Figure 1: Total population, 1950-2000, EU-15

Figure 1:

Total population, 1950-2000, EU-15 p.1
Table 3: Information base for 1999 first estimates 1'

Table 3:

Information base for 1999 first estimates 1' p.2
Table 1: Population change in 1999 (first estimates)

Table 1:

Population change in 1999 (first estimates) p.2
Figure 3: Crude total population growth rate, 1999 m

Figure 3:

Crude total population growth rate, 1999 m p.3
Table 1 andand Ireland will continue to grow with a speed of well over 1%, whereas Spain and Sweden do not exceed a Member States will experience quite different rates of population growth

Table 1

andand Ireland will continue to grow with a speed of well over 1%, whereas Spain and Sweden do not exceed a Member States will experience quite different rates of population growth p.3
Figure 5: Live births, EU-15, 1950-1999

Figure 5:

Live births, EU-15, 1950-1999 p.4
Figure 10: Deaths, relative change from 1998 to 1999

Figure 10:

Deaths, relative change from 1998 to 1999 p.5
Figure 13: Net migration, relative change from 1998 to 1999

Figure 13:

Net migration, relative change from 1998 to 1999 p.6
Figure 11: Net migration1', EU-15, 1950-1999

Figure 11:

Net migration1', EU-15, 1950-1999 p.6
Figure 15: Asylum applications, relative change from

Figure 15:

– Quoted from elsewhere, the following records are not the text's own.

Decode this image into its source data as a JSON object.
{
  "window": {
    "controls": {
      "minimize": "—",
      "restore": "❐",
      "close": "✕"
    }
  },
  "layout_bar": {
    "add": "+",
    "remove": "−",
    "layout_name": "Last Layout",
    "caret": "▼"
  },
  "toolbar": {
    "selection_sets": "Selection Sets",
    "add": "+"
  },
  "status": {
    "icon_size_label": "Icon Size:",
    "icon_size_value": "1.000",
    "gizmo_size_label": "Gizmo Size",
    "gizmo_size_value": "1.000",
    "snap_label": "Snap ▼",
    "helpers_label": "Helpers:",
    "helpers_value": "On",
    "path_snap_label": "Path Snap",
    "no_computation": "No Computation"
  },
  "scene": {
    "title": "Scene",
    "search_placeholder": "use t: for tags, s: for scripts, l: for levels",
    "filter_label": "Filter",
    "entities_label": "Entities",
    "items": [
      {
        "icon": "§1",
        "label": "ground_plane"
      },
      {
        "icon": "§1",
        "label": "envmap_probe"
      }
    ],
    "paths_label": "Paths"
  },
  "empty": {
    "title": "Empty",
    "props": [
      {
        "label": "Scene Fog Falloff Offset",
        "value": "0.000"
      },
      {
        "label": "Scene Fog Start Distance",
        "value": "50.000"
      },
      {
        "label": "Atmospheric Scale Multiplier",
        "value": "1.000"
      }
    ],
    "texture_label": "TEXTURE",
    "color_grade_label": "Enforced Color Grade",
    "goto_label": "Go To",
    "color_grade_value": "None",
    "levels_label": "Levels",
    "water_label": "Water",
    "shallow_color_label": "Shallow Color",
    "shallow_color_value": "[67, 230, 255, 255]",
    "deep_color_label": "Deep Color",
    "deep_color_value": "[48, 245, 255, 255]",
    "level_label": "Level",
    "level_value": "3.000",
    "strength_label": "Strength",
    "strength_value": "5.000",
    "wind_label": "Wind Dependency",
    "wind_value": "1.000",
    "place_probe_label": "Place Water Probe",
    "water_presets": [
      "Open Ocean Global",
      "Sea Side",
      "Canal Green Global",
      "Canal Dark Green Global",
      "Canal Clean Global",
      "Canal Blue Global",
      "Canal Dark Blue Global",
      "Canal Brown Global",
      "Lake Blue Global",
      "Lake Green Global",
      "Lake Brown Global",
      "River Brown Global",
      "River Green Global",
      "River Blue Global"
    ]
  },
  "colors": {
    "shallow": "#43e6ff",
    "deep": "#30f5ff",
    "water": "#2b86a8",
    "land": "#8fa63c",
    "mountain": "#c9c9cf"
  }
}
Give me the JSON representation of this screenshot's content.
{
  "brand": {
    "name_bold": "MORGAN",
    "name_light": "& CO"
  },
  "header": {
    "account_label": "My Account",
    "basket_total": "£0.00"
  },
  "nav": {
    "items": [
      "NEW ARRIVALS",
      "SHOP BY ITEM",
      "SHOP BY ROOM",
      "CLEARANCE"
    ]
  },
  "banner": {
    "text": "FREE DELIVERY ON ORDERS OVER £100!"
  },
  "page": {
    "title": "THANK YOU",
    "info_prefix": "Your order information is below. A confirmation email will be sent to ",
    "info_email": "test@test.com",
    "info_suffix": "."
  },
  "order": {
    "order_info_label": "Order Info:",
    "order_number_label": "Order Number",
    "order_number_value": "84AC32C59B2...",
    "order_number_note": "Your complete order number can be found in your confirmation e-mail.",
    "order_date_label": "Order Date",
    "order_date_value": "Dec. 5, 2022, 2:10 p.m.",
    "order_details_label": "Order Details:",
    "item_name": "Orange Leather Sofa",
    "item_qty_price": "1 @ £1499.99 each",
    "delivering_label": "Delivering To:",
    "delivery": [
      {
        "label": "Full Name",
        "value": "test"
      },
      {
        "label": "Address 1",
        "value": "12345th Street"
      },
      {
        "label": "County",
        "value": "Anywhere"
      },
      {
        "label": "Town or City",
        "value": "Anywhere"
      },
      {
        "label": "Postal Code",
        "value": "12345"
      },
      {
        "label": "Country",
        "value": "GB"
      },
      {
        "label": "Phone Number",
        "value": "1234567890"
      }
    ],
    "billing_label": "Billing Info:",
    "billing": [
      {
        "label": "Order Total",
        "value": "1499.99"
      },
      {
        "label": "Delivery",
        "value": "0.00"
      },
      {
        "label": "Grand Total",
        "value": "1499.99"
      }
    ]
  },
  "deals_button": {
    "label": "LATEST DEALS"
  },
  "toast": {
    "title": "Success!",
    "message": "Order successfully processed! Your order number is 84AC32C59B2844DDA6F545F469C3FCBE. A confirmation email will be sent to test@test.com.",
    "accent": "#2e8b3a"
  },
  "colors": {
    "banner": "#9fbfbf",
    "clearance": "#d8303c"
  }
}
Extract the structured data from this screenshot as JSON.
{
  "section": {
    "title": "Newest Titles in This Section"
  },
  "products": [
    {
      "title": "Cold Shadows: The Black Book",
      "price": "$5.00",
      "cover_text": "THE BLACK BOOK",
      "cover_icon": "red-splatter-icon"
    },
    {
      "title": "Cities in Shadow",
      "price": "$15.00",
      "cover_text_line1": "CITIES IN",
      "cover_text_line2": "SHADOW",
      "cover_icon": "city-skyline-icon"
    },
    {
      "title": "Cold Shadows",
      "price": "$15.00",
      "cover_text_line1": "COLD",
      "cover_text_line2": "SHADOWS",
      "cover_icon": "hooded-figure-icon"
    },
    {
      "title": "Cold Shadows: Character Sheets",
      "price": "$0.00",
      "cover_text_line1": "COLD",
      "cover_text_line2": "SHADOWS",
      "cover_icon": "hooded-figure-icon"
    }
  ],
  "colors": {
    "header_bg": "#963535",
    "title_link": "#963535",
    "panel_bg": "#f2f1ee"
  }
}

Asylum applications, relative change from p.7
Figure 14: Asylum applications, EU-15, 1985-1999

Figure 14:

Asylum applications, EU-15, 1985-1999 p.7

References